It’s Nice That will be publishing a series of articles that delve into the diverse programme and celebrate the festival, starting with a piece about this year’s visual identity by Pentagram.
To find out more about the event taking over the entirety of Somerset House this September, visit here and stay tuned for further content to be published on It’s Nice That throughout the summer.
The winners of the first three medals at the London Design Biennale 2018, hosted by Somerset House, have been announced this evening.
The concept of disobedience and the country of Greece have been linked for centuries; from the cautionary tale of Icarus who, despite his father’s warnings, flew too close to the sun, to Pandora’s box, to Prometheus who disobeyed the Gods to obey his moral obligation to humanity – the country’s mythology is loaded with rebellion.
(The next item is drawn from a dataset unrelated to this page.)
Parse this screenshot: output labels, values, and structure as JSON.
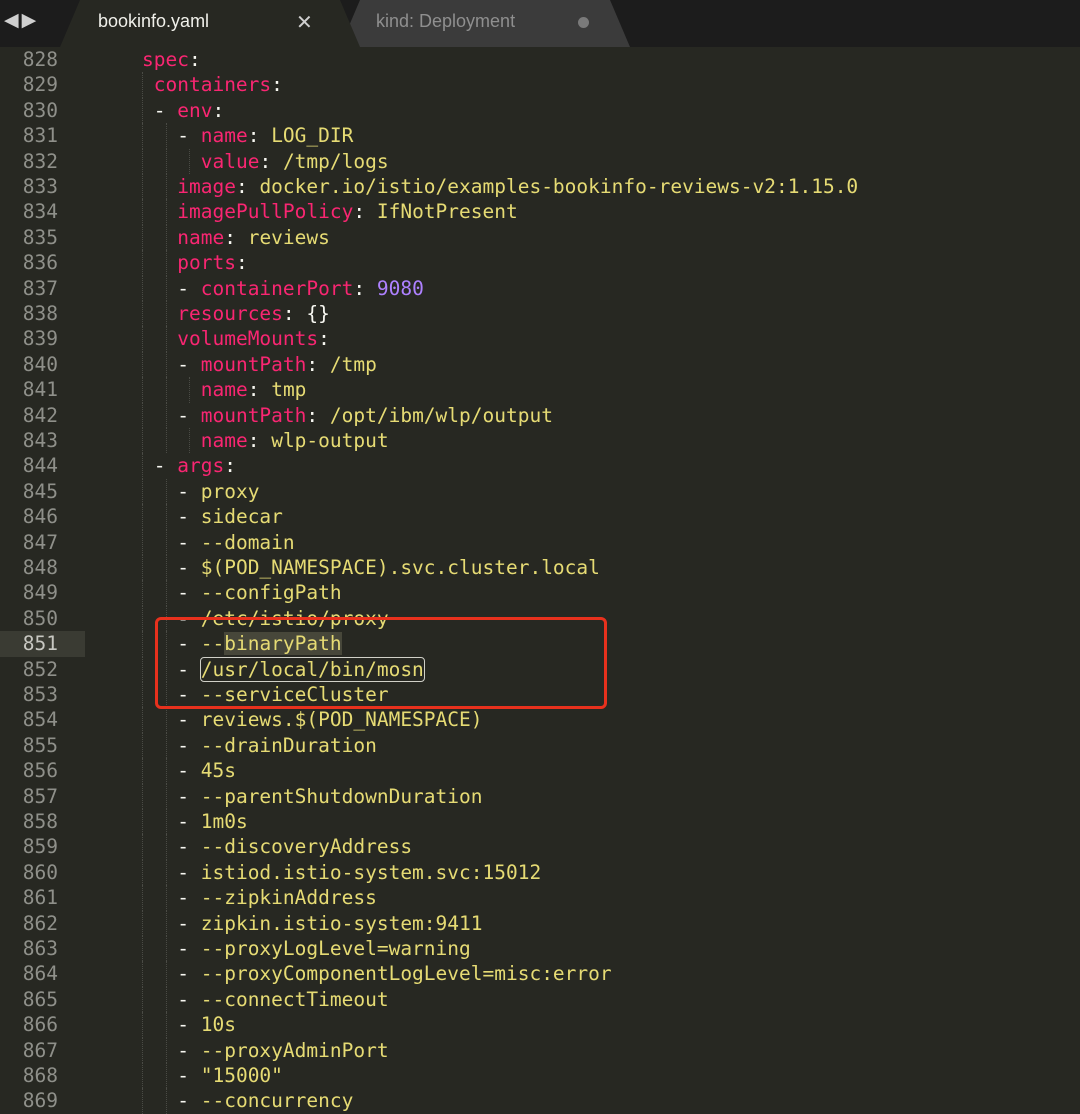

Whilst this may be at the roots of Nassia Inglessis (of Studio INI)’s pavilion at this year’s London Design Biennale, it isn’t the destructive nature of the word that inspires her, but rather the way that it can be harnessed for debate, for creativity, and for progress.
The theme of the 2018 London Design Biennale, hosted by Somerset House in September of this year, is an undeniably provocative one. Indeed, Emotional States could mean many different things to many different people, let alone designers, artists and those blessed with naturally imaginative, curious minds. Speaking to It’s Nice That, senior curator at MoMA and member of the Biennale’s jury, Paola Antonelli, proffered that that was what made this year so exciting for her: “that’s the beautiful aspect of the theme – that it is very open. There’s a nice ambiguity to it which makes for a lot of possibility.” The theme has been chosen specifically to provoke a broad interpretation from the contributing countries across the world, and to inspire work that covers a wide spectrum of how design affects every aspect of life, be it day-to-day, individual human emotions – from sadness to anger to joy – to the mood of a community, and on an even larger scale: unrest at country-wide level. It’s the scope for designers to challenge the current political, social and economic climates that have such a huge effect on both individual emotional states and nation-states, that interests us most here at It’s Nice That. “The news stories that we are facing are so blatantly important, urgent, and electrifying – for good and for bad – that I think everybody (unless they don’t have a pulse) is really heated up by them” agrees Paola, “and what artists and designers do well is that they channel that energy into proposals and ideas, or demonstrations.” In a time of closing borders, maniacally villainous presidents and Brexit, there are arguably more factors than ever influencing our emotional states, and even more of a need for designers, artists, curators – anyone and everyone, in fact – to channel those emotions into something positive.
Whilst it might seem like a lot of pressure to put on anyone, let alone someone outside of political office, Paola argues – both in our conversation with her and in her 2007 TED talk – that the capacity to incite change is well within designers’ remit, “designers are the biggest synthesisers in the world; what they do is make a synthesis of human needs, current conditions in economy, in materials, in sustainability issues and then what they do in the end, if they’re good, is much more than the sum of their parts.”
For its second edition, London Design Biennale has turned once again to Pentagram partner Domenic Lippa for its graphic identity. The 2018 festival taking over Somerset House will centre around the theme of Emotional States, exploring how design affects all aspects of our lives and influences “our very being, emotions and experiences”. Therefore the identity looked to convey human feelings, taking inspiration from Charles Darwin’s “seven universal emotions”: anger, fear, surprise, disgust, joy, sadness and contempt.